Part of the problem in the UK (so may not be the same in the US) is that there is additional funding and support for kids with diagnoses like ASDs so there is a big incentive for schools and parents to push for it. It's driving a whole approach of medicalising behaviour. Kids who in the past would have been simply regarded as a bit unusual and who a teacher would have had to just cope with are now being given medical diagnoses and possibly additional help.
As discussed in the article what would be interesting to see is more detail on the distribution of ASD diagnoses, in terms of where they sit on the spectrum. If there is an increase the diagnosis of severe autism (the kids who would reasonably have been diagnose as autistic 30 years ago) then that would suggest that there is some environmental factor at work. If, on the other hand it's mostly high functioning and borderline then it seems likely to be mostly down to diagnosis.

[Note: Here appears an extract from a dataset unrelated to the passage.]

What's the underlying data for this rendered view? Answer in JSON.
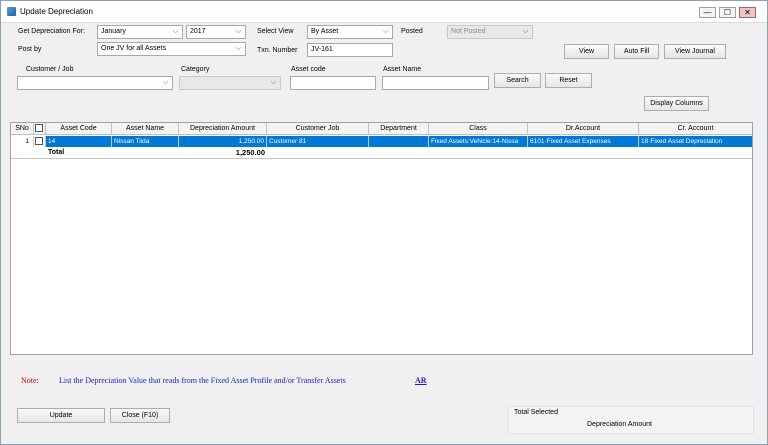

While I'm very much in favour of education being better able to deal with kids' differences, I'm not sure medicalising it is the way to go.